> now we seem to have a different school starting up for each 1/2-inch
> difference in skirt length or type and size of kippah.  All of them are
> struggling.  Economies of scale are real and if administrative and other
> overhead can be spread over 600 kids instead of 300 it makes a real
> difference.  Unfortunately, in today's Jewish world, the notion of
> sending our kids to a school where everybody is not perfectly aligned
> hashkafically seems to be unacceptable so I am not holding my breath.

It's been a busy morning -- I wanted to comment on the above.  Not on
the possible economies of scale but on perhaps why we have so many

Over 20 years ago when our oldest were in a K-8 school (and I was thus
"active") -- The Torah Academy in Philadelphia -- "out of town", so to
speak -- a school that had to accommodate a wide range of families --
from Yeshiva Rebbeim to somewhat more modern -- since I was allegedly
computer literate I helped with a survey asking parents what they wanted
the school to provide.  And it ranged both in width and depth.  Some
simply wrote "Torah" -- some wrote akin to "Humanities is the soul of
mankind ...."  Then came the add-ons.  "We need a gym and a phys-ed
teacher, and a music department ...."

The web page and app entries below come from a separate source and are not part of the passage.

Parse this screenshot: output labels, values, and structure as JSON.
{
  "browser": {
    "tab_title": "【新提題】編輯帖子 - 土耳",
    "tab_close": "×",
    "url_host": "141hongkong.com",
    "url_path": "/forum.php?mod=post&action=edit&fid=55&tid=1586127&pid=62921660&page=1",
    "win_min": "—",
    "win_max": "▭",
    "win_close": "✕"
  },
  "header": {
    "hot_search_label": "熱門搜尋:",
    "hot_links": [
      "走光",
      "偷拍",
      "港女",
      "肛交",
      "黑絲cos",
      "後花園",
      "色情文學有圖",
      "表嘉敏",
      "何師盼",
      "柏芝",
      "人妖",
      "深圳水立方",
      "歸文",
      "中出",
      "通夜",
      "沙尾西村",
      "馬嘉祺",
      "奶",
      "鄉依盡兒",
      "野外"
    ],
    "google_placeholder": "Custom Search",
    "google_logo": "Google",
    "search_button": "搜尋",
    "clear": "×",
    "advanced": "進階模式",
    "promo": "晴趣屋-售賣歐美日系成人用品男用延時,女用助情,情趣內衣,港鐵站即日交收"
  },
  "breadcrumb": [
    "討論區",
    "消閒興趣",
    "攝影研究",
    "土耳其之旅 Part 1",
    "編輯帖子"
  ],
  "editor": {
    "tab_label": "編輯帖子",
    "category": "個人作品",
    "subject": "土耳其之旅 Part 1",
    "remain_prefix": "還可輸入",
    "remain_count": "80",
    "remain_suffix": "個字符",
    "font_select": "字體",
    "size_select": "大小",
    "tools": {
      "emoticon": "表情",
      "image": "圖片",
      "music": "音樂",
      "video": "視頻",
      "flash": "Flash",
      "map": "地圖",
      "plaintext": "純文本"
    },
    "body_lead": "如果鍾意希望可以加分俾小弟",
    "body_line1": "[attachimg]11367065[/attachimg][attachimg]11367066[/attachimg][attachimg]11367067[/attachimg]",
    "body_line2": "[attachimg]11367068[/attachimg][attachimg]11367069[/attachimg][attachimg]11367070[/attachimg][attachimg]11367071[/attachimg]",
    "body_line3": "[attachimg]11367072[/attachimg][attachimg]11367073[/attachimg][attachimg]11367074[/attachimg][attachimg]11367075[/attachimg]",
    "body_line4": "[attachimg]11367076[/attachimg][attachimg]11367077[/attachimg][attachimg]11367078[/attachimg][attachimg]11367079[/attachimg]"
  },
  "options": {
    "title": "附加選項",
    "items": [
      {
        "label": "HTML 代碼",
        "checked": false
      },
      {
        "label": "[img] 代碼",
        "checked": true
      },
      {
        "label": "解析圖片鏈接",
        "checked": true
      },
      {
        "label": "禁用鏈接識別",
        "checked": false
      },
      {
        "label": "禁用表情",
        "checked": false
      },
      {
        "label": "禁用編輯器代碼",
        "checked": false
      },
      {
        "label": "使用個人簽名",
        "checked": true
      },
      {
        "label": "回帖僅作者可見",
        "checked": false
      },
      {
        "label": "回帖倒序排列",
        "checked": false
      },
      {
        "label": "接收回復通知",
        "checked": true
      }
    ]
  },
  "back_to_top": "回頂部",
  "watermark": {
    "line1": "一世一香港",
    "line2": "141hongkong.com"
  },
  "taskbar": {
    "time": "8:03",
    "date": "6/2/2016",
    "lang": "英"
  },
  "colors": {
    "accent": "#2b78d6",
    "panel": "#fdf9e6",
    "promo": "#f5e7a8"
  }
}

Many years later when my wife was principal of Yeshiva Ketana of
Manhattan -- I observed that at that time a true strength of the school
(in addition to having a brilliant principal) was a parent body of a
narrow bandwidth (some were related, many davened in the same school,
had gone to same yeshiva, etc.)  -- this allowed a targeted vision
rather than a shotgun of everyone wants everything.

Secondly - in Philadelphia -- to an extent there was tolerance.
Certainly the school had dress codes, etc.  But, it was understood that
we had to stick together despite our various shades of Judaism.  I don't
believe that exists as much in communities with multiple school choices.
And it's more than peer pressure.  Do you want you child going to school
with children whose parents are significantly left (or right) of you (or
simply different - Ashkenas, Sfard, Chasidish) in their observance.

I don't know that the economies of scale 300 vs. 600 are all that real.
Class size may be an issue -- ideally every class would be filled with
the ideal number of students (not too few as to be economically
difficult -- not too many as to not afford each child the individual
attention they require.)  The administrative overhead in some schools
does seem unreasonable -- but I don't know enough to comment.

I believe that out of town -- multiple schools cause a dilution of
community focus.  When the community has a single day school, we all
considered it a vital part of our children's' lives and we bailed harder
to keep it afloat.



From: Carl Singer <casinger@...>
Date: Fri, 03 Aug 2007 07:44:53 -0400
Subject: Wealthy & Alumni donations

> Sure, I assume orthodox Jews give to charity at rates exceeding the
> general public, but then I hear stories from my friend, the treasurer
> of a small shul in suburban Connecticut, who can't make ends meet
> because he gets grudging annual donations of $1,000 from investment
> bankers, when they could easily afford 100 times that amount.  Most of
> these wealthy orthodox Jews passed through the yeshiva system.  Most
> colleges make concerted efforts to maintain contact with, and ask for
> contributions from, their alumni.  I hear that 70% of Princeton's
> alumni contribute annually.

First of all, it is unfair and unrealistic to count other peoples money
or to tell other people how to spend their money (or expect that they
will do so per your desires.)

Secondly, money follows money.  Having grown up in Cleveland, I've seen
how when a generous and visionary B'al Tzedukah supports an institution
(a day school) not only with his money but with his influence on others
to donate then things happen.

Alumni donations aren't in fashion among day schools -- many alumni are
parents focusing paying for their own children's tuition at whatever
school they go to.  This may be in marked contrast to some Yeshivas
where alumni maintain a strong, lifelong tie to their Rosh Yeshiva and
Rebbeim.  When one leafs through the ad journal of some yeshivas you see
page after page (donation after donation) from alumni expressing haKores
haTov to the Rebbeim.

Carl Singer


End of Volume 55 Issue 33